Assessment of Self-Medication Practice among Medical Students: A cross-sectional study

Main Article Content

Sarvaiya Darshansinh, V. M. Thorat, Chavda Akshayraj, Lekhika Singh, Aditya Shah, Harsh Singh

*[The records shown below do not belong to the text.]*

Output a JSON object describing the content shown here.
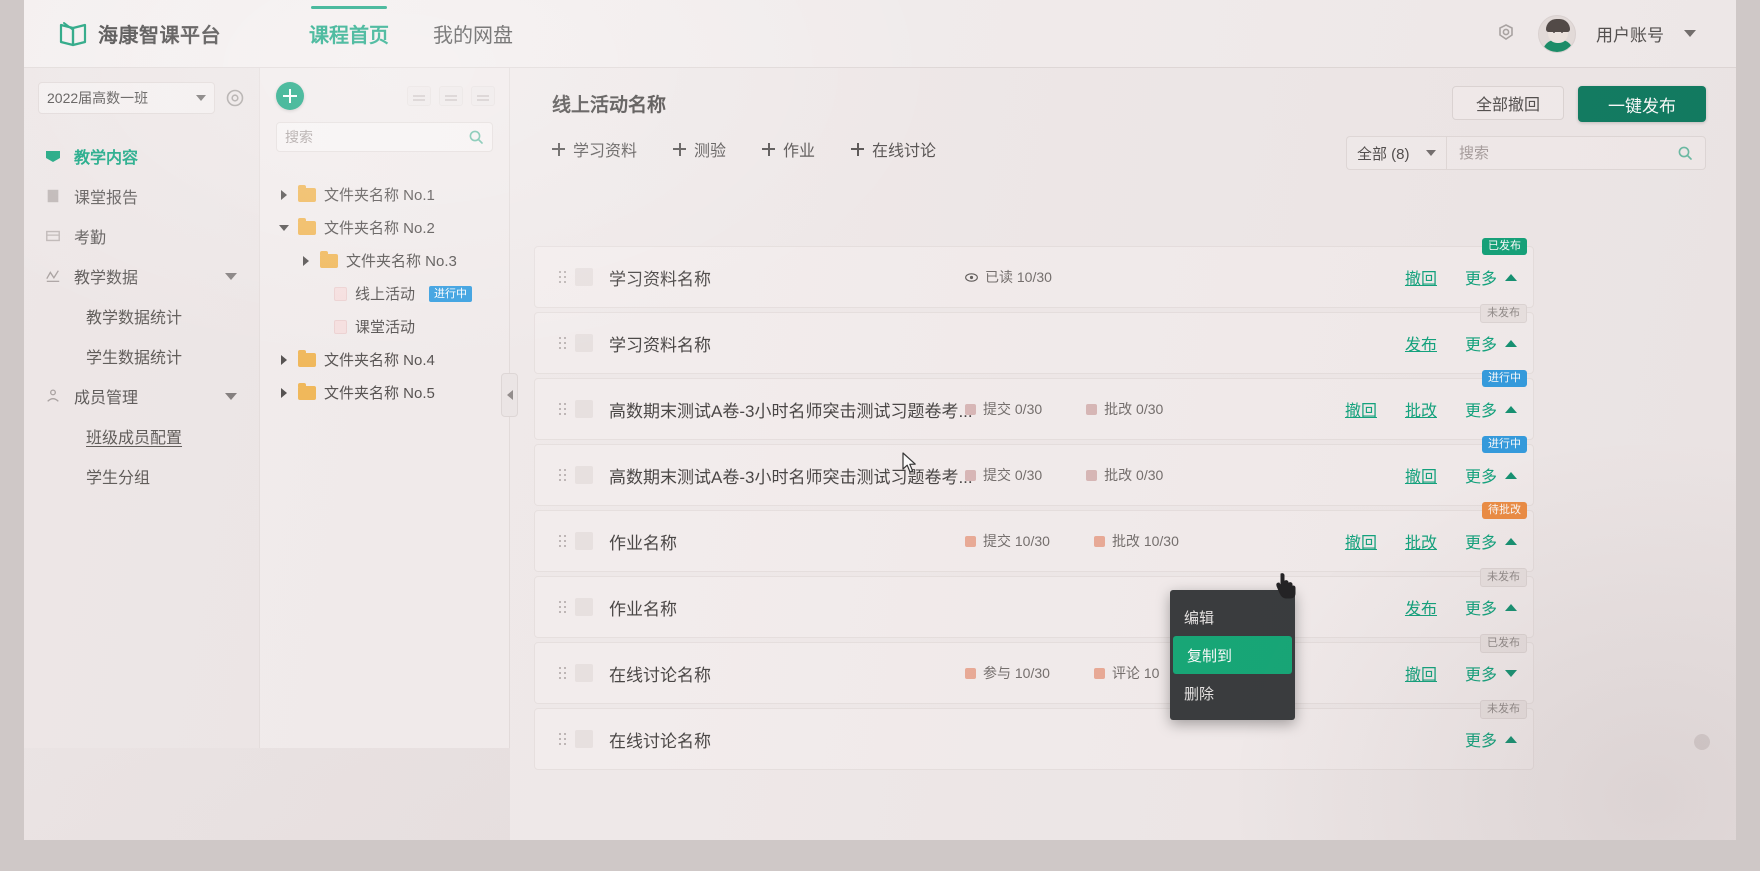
{
  "header": {
    "logo_text": "海康智课平台",
    "nav": [
      {
        "label": "课程首页",
        "active": true
      },
      {
        "label": "我的网盘",
        "active": false
      }
    ],
    "user_name": "用户账号",
    "settings_icon": "gear-icon",
    "caret_icon": "chevron-down-icon"
  },
  "sidebar": {
    "class_selector": "2022届高数一班",
    "settings_icon": "gear-icon",
    "items": [
      {
        "label": "教学内容",
        "icon": "book-icon",
        "active": true,
        "expandable": false
      },
      {
        "label": "课堂报告",
        "icon": "report-icon",
        "active": false,
        "expandable": false
      },
      {
        "label": "考勤",
        "icon": "attendance-icon",
        "active": false,
        "expandable": false
      },
      {
        "label": "教学数据",
        "icon": "chart-icon",
        "active": false,
        "expandable": true
      },
      {
        "label": "教学数据统计",
        "sub": true
      },
      {
        "label": "学生数据统计",
        "sub": true
      },
      {
        "label": "成员管理",
        "icon": "people-icon",
        "active": false,
        "expandable": true
      },
      {
        "label": "班级成员配置",
        "sub": true,
        "underlined": true
      },
      {
        "label": "学生分组",
        "sub": true
      }
    ]
  },
  "tree": {
    "add_button_icon": "plus-icon",
    "tool_icons": [
      "grid-icon",
      "list-icon",
      "sort-icon"
    ],
    "search_placeholder": "搜索",
    "search_value": "",
    "search_icon": "search-icon",
    "nodes": [
      {
        "label": "文件夹名称 No.1",
        "type": "folder",
        "depth": 0,
        "expanded": false
      },
      {
        "label": "文件夹名称 No.2",
        "type": "folder",
        "depth": 0,
        "expanded": true
      },
      {
        "label": "文件夹名称  No.3",
        "type": "folder",
        "depth": 1,
        "expanded": false
      },
      {
        "label": "线上活动",
        "type": "doc",
        "depth": 2,
        "badge": "进行中"
      },
      {
        "label": "课堂活动",
        "type": "doc",
        "depth": 2
      },
      {
        "label": "文件夹名称 No.4",
        "type": "folder",
        "depth": 0,
        "expanded": false
      },
      {
        "label": "文件夹名称 No.5",
        "type": "folder",
        "depth": 0,
        "expanded": false
      }
    ],
    "collapse_handle_icon": "chevron-left-icon"
  },
  "main": {
    "title": "线上活动名称",
    "toolbar": [
      {
        "label": "学习资料"
      },
      {
        "label": "测验"
      },
      {
        "label": "作业"
      },
      {
        "label": "在线讨论"
      }
    ],
    "withdraw_all_label": "全部撤回",
    "publish_all_label": "一键发布",
    "filter_label": "全部 (8)",
    "search_placeholder": "搜索",
    "search_value": "",
    "rows": [
      {
        "title": "学习资料名称",
        "stats": [
          {
            "icon": "eye-icon",
            "label": "已读 10/30",
            "color": "#6e6967"
          }
        ],
        "actions": [
          "撤回"
        ],
        "more_label": "更多",
        "more_state": "up",
        "badge": {
          "text": "已发布",
          "style": "green"
        }
      },
      {
        "title": "学习资料名称",
        "stats": [],
        "actions": [
          "发布"
        ],
        "more_label": "更多",
        "more_state": "up",
        "badge": {
          "text": "未发布",
          "style": "grey"
        }
      },
      {
        "title": "高数期末测试A卷-3小时名师突击测试习题卷考...",
        "stats": [
          {
            "icon": "submit-icon",
            "label": "提交 0/30",
            "color": "#c8a7a6"
          },
          {
            "icon": "grade-icon",
            "label": "批改 0/30",
            "color": "#c8a7a6"
          }
        ],
        "actions": [
          "撤回",
          "批改"
        ],
        "more_label": "更多",
        "more_state": "up",
        "badge": {
          "text": "进行中",
          "style": "blue"
        }
      },
      {
        "title": "高数期末测试A卷-3小时名师突击测试习题卷考...",
        "stats": [
          {
            "icon": "submit-icon",
            "label": "提交 0/30",
            "color": "#c8a7a6"
          },
          {
            "icon": "grade-icon",
            "label": "批改 0/30",
            "color": "#c8a7a6"
          }
        ],
        "actions": [
          "撤回"
        ],
        "more_label": "更多",
        "more_state": "up",
        "badge": {
          "text": "进行中",
          "style": "blue"
        }
      },
      {
        "title": "作业名称",
        "stats": [
          {
            "icon": "submit-icon",
            "label": "提交 10/30",
            "color": "#e0a090"
          },
          {
            "icon": "grade-icon",
            "label": "批改 10/30",
            "color": "#e0a090"
          }
        ],
        "actions": [
          "撤回",
          "批改"
        ],
        "more_label": "更多",
        "more_state": "up",
        "badge": {
          "text": "待批改",
          "style": "orange"
        }
      },
      {
        "title": "作业名称",
        "stats": [],
        "actions": [
          "发布"
        ],
        "more_label": "更多",
        "more_state": "up",
        "badge": {
          "text": "未发布",
          "style": "grey"
        }
      },
      {
        "title": "在线讨论名称",
        "stats": [
          {
            "icon": "participate-icon",
            "label": "参与 10/30",
            "color": "#e0a090"
          },
          {
            "icon": "comment-icon",
            "label": "评论 10",
            "color": "#e0a090"
          }
        ],
        "actions": [
          "撤回"
        ],
        "more_label": "更多",
        "more_state": "down",
        "badge": {
          "text": "已发布",
          "style": "grey"
        }
      },
      {
        "title": "在线讨论名称",
        "stats": [],
        "actions": [],
        "more_label": "更多",
        "more_state": "up",
        "badge": {
          "text": "未发布",
          "style": "grey"
        }
      }
    ]
  },
  "context_menu": {
    "items": [
      {
        "label": "编辑",
        "highlighted": false
      },
      {
        "label": "复制到",
        "highlighted": true
      },
      {
        "label": "删除",
        "highlighted": false
      }
    ]
  },
  "colors": {
    "brand_green": "#07a179",
    "primary_button": "#06785c",
    "badge_blue": "#2b9ae0",
    "badge_orange": "#ef8a3c",
    "folder_orange": "#f0b450"
  }
}
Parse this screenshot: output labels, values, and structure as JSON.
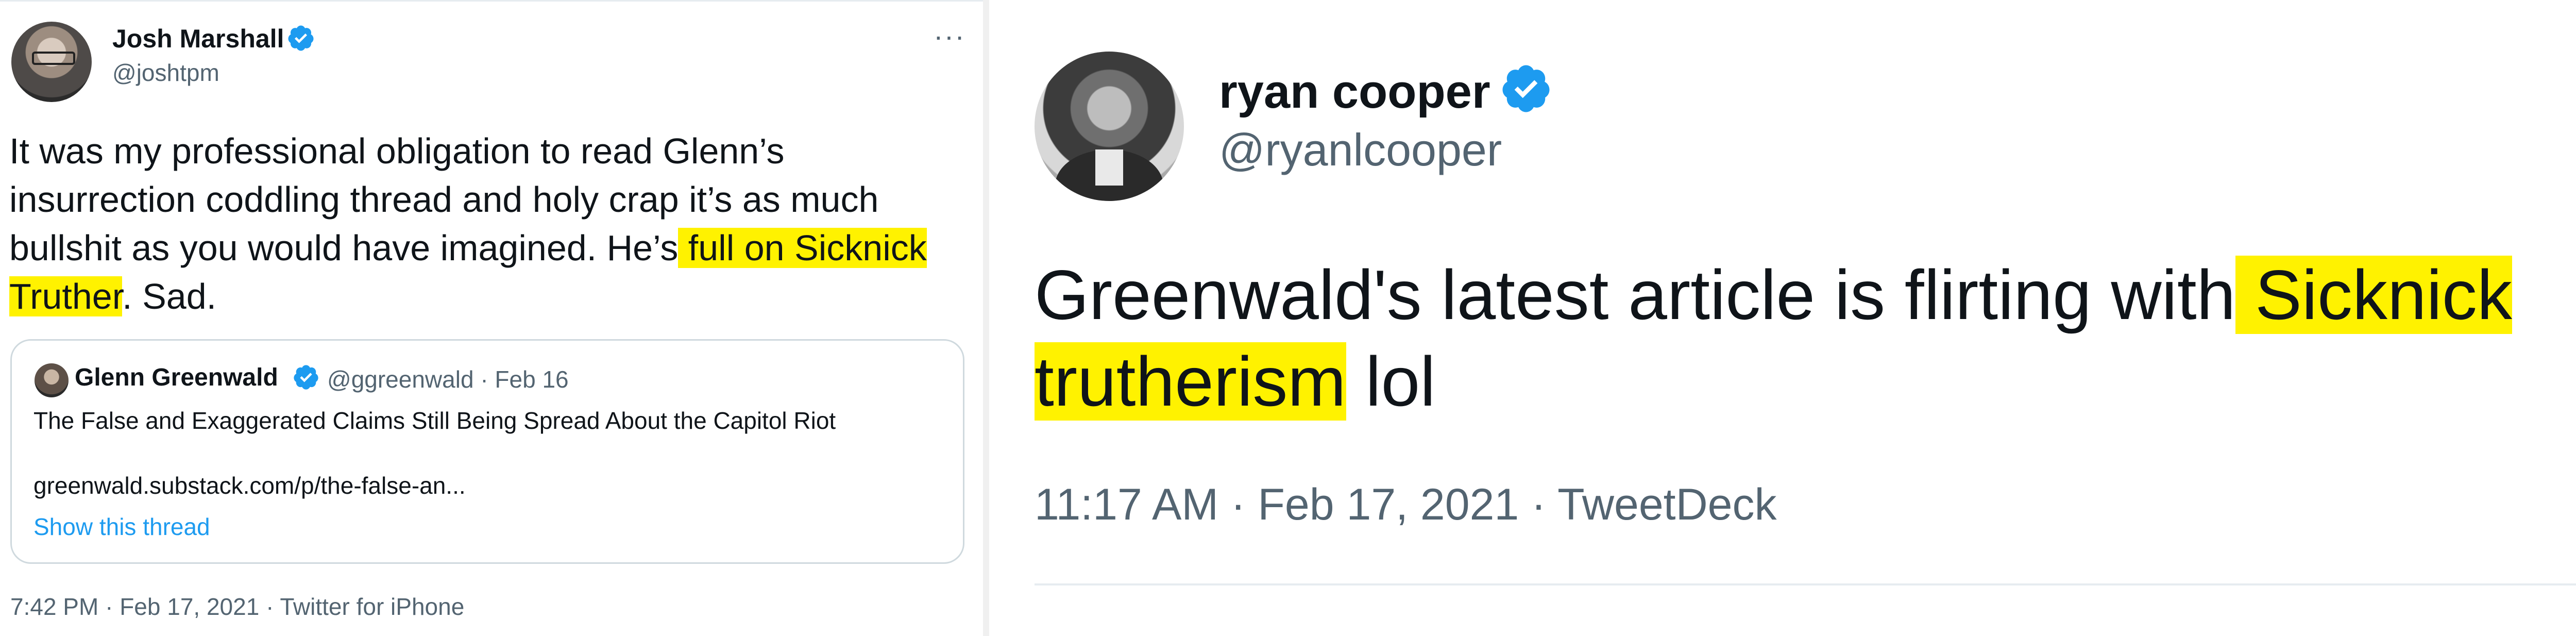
{
  "left_tweet": {
    "author": {
      "name": "Josh Marshall",
      "handle": "@joshtpm",
      "verified": true
    },
    "more_label": "···",
    "body": {
      "part1": "It was my professional obligation to read Glenn’s insurrection coddling thread and holy crap it’s as much bullshit as you would have imagined. He’s",
      "highlight": " full on Sicknick Truther",
      "part2": ". Sad."
    },
    "quoted": {
      "name": "Glenn Greenwald",
      "handle_date": "@ggreenwald · Feb 16",
      "title": "The False and Exaggerated Claims Still Being Spread About the Capitol Riot",
      "url": "greenwald.substack.com/p/the-false-an...",
      "show_thread": "Show this thread"
    },
    "timestamp": "7:42 PM · Feb 17, 2021 · Twitter for iPhone"
  },
  "right_tweet": {
    "author": {
      "name": "ryan cooper",
      "handle": "@ryanlcooper",
      "verified": true
    },
    "body": {
      "part1": "Greenwald's latest article is flirting with",
      "highlight": " Sicknick trutherism",
      "part2": " lol"
    },
    "timestamp": "11:17 AM · Feb 17, 2021 · TweetDeck"
  },
  "colors": {
    "verified": "#1d9bf0",
    "highlight": "#fff200",
    "link": "#1d9bf0",
    "secondary_text": "#536471"
  },
  "icons": {
    "verified": "verified-badge-icon",
    "more": "more-dots-icon"
  }
}
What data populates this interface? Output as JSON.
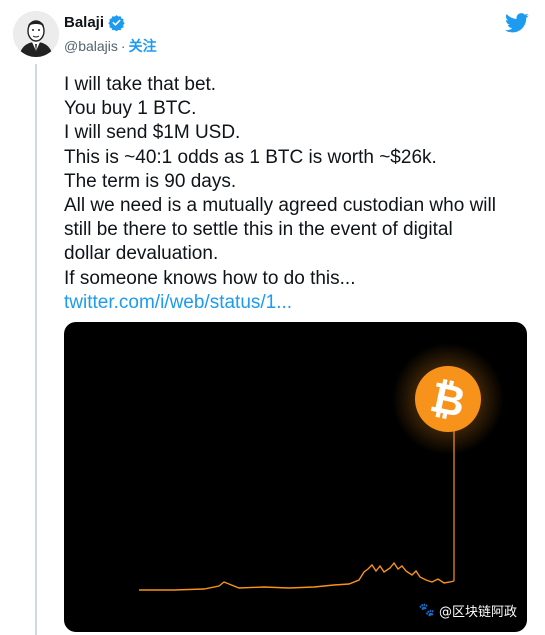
{
  "author": {
    "name": "Balaji",
    "handle": "@balajis",
    "separator": "·",
    "follow_label": "关注"
  },
  "tweet": {
    "lines": [
      "I will take that bet.",
      "You buy 1 BTC.",
      "I will send $1M USD.",
      "This is ~40:1 odds as 1 BTC is worth ~$26k.",
      "The term is 90 days.",
      "All we need is a mutually agreed custodian who will",
      "still be there to settle this in the event of digital",
      "dollar devaluation.",
      "If someone knows how to do this..."
    ],
    "link": "twitter.com/i/web/status/1..."
  },
  "media": {
    "coin_symbol": "₿",
    "watermark": "@区块链阿政",
    "colors": {
      "line": "#f7931a",
      "background": "#000000",
      "coin": "#f7931a"
    }
  },
  "icons": [
    "avatar",
    "verified-badge-icon",
    "twitter-bird-icon",
    "bitcoin-coin-icon",
    "paw-icon"
  ],
  "colors": {
    "link": "#1d9bf0",
    "text": "#0f1419",
    "secondary": "#536471"
  }
}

Introduction: Antibacterial tolerance is becoming a particular viewpoint of the biggest risks to worldwide wellness. Consequently, it's critical to evaluate the circumstances that may have contributed to the surge in confirmed instances of susceptibility. The main purpose of this research was to evaluate the use of antibiotics for self-medication among college pupils at Bathinda's medical university. Methods: For involvement in this poll, an ensemble of 500 pupils was chosen at chance across all grades and institutions within the university. The self-medicated practices over the preceding months have been evaluated through the completion of a personal survey by the approved responders. SPSS version 26 was used to critically analyze the outcomes. Results: Researchers found that 56% (n=280) of participants used antibiotics for self-treatment. Self-administration with penicillin was primarily done because the sickness hadn't been severe enough to warrant a doctor's visit (45.9%). Typical colds, temperature, and congestion were the most prevalent illnesses treated (43.1%). Amoxicillin capsules were the highest choice of antibiotic individuals selected to treat themselves (35.2%) and the local drugstore became the primary distributor (77.7%) of medicines. Conclusion: In a nutshell, college pupils frequently use antibiotics for self-treatment. It was discovered that the primary causes of self-administration, the ailments being managed, and the drugs utilized might all be linked to pupils being unaware of the requirements for prudent antibiotic usage and that further research was required to prove this.

Article Details